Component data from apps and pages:

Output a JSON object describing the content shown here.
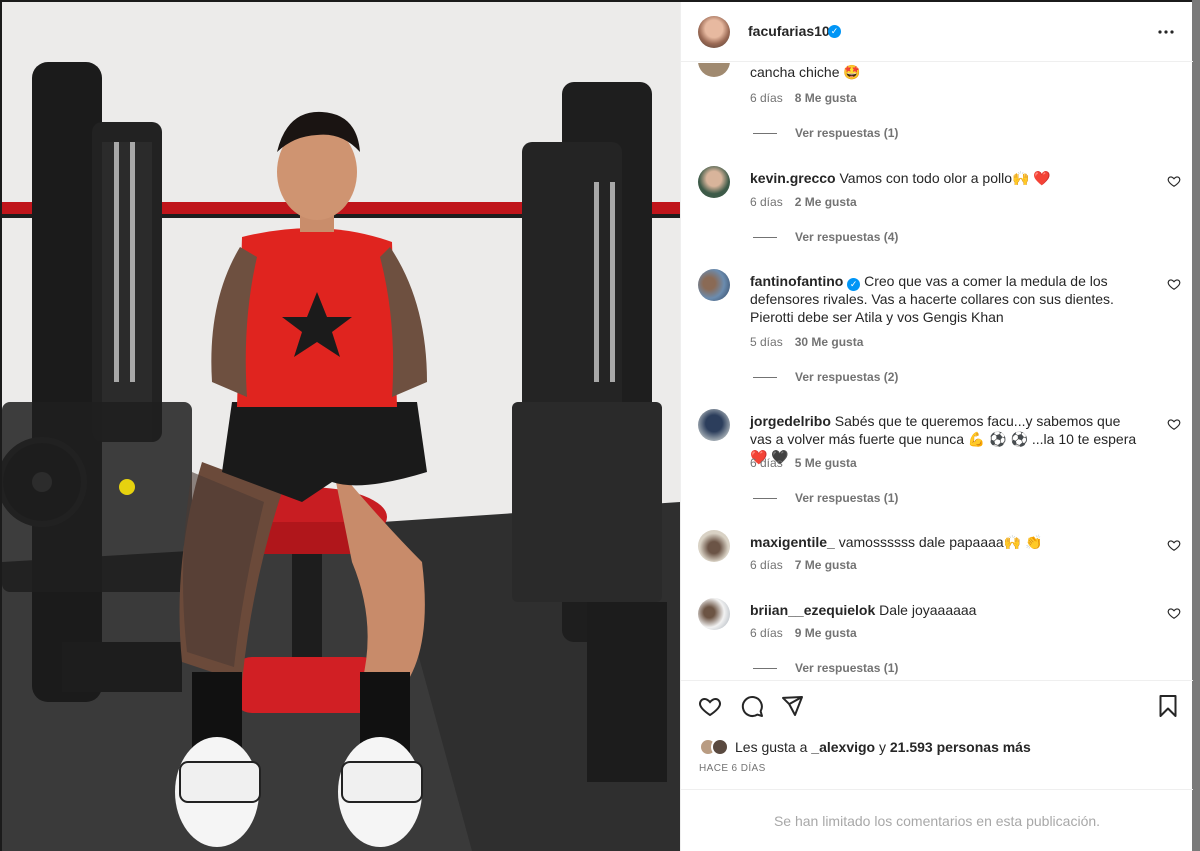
{
  "post": {
    "author": "facufarias10",
    "author_verified": true,
    "photo_alt": "Jugador con camiseta roja sentado en máquina de gimnasio"
  },
  "comments": [
    {
      "username": "",
      "text": "cancha chiche 🤩",
      "time": "6 días",
      "likes": "8 Me gusta",
      "replies": "Ver respuestas (1)"
    },
    {
      "username": "kevin.grecco",
      "text": "Vamos con todo olor a pollo🙌 ❤️",
      "time": "6 días",
      "likes": "2 Me gusta",
      "replies": "Ver respuestas (4)"
    },
    {
      "username": "fantinofantino",
      "verified": true,
      "text": "Creo que vas a comer la medula de los defensores rivales. Vas a hacerte collares con sus dientes. Pierotti debe ser Atila y vos Gengis Khan",
      "time": "5 días",
      "likes": "30 Me gusta",
      "replies": "Ver respuestas (2)"
    },
    {
      "username": "jorgedelribo",
      "text": "Sabés que te queremos facu...y sabemos que vas a volver más fuerte que nunca 💪 ⚽ ⚽ ...la 10 te espera ❤️ 🖤",
      "time": "6 días",
      "likes": "5 Me gusta",
      "replies": "Ver respuestas (1)"
    },
    {
      "username": "maxigentile_",
      "text": "vamossssss dale papaaaa🙌 👏",
      "time": "6 días",
      "likes": "7 Me gusta",
      "replies": ""
    },
    {
      "username": "briian__ezequielok",
      "text": "Dale joyaaaaaa",
      "time": "6 días",
      "likes": "9 Me gusta",
      "replies": "Ver respuestas (1)"
    }
  ],
  "footer": {
    "likes_prefix": "Les gusta a ",
    "liked_by": "_alexvigo",
    "likes_middle": " y ",
    "likes_count": "21.593 personas más",
    "time_ago": "HACE 6 DÍAS",
    "limited_notice": "Se han limitado los comentarios en esta publicación."
  },
  "icons": {
    "more": "more-horizontal-icon",
    "like": "heart-icon",
    "comment": "comment-icon",
    "share": "send-icon",
    "save": "bookmark-icon"
  },
  "colors": {
    "text": "#262626",
    "secondary": "#737373",
    "verified": "#0095f6",
    "divider": "#efefef",
    "jersey_red": "#e0241f"
  }
}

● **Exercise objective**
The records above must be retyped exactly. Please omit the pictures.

● **Written answer**
Output a JSON object describing the content shown here.
{
  "post": {
    "author": "facufarias10",
    "author_verified": true,
    "photo_alt": "Jugador con camiseta roja sentado en máquina de gimnasio"
  },
  "comments": [
    {
      "username": "",
      "text": "cancha chiche 🤩",
      "time": "6 días",
      "likes": "8 Me gusta",
      "replies": "Ver respuestas (1)"
    },
    {
      "username": "kevin.grecco",
      "text": "Vamos con todo olor a pollo🙌 ❤️",
      "time": "6 días",
      "likes": "2 Me gusta",
      "replies": "Ver respuestas (4)"
    },
    {
      "username": "fantinofantino",
      "verified": true,
      "text": "Creo que vas a comer la medula de los defensores rivales. Vas a hacerte collares con sus dientes. Pierotti debe ser Atila y vos Gengis Khan",
      "time": "5 días",
      "likes": "30 Me gusta",
      "replies": "Ver respuestas (2)"
    },
    {
      "username": "jorgedelribo",
      "text": "Sabés que te queremos facu...y sabemos que vas a volver más fuerte que nunca 💪 ⚽ ⚽ ...la 10 te espera ❤️ 🖤",
      "time": "6 días",
      "likes": "5 Me gusta",
      "replies": "Ver respuestas (1)"
    },
    {
      "username": "maxigentile_",
      "text": "vamossssss dale papaaaa🙌 👏",
      "time": "6 días",
      "likes": "7 Me gusta",
      "replies": ""
    },
    {
      "username": "briian__ezequielok",
      "text": "Dale joyaaaaaa",
      "time": "6 días",
      "likes": "9 Me gusta",
      "replies": "Ver respuestas (1)"
    }
  ],
  "footer": {
    "likes_prefix": "Les gusta a ",
    "liked_by": "_alexvigo",
    "likes_middle": " y ",
    "likes_count": "21.593 personas más",
    "time_ago": "HACE 6 DÍAS",
    "limited_notice": "Se han limitado los comentarios en esta publicación."
  },
  "icons": {
    "more": "more-horizontal-icon",
    "like": "heart-icon",
    "comment": "comment-icon",
    "share": "send-icon",
    "save": "bookmark-icon"
  },
  "colors": {
    "text": "#262626",
    "secondary": "#737373",
    "verified": "#0095f6",
    "divider": "#efefef",
    "jersey_red": "#e0241f"
  }
}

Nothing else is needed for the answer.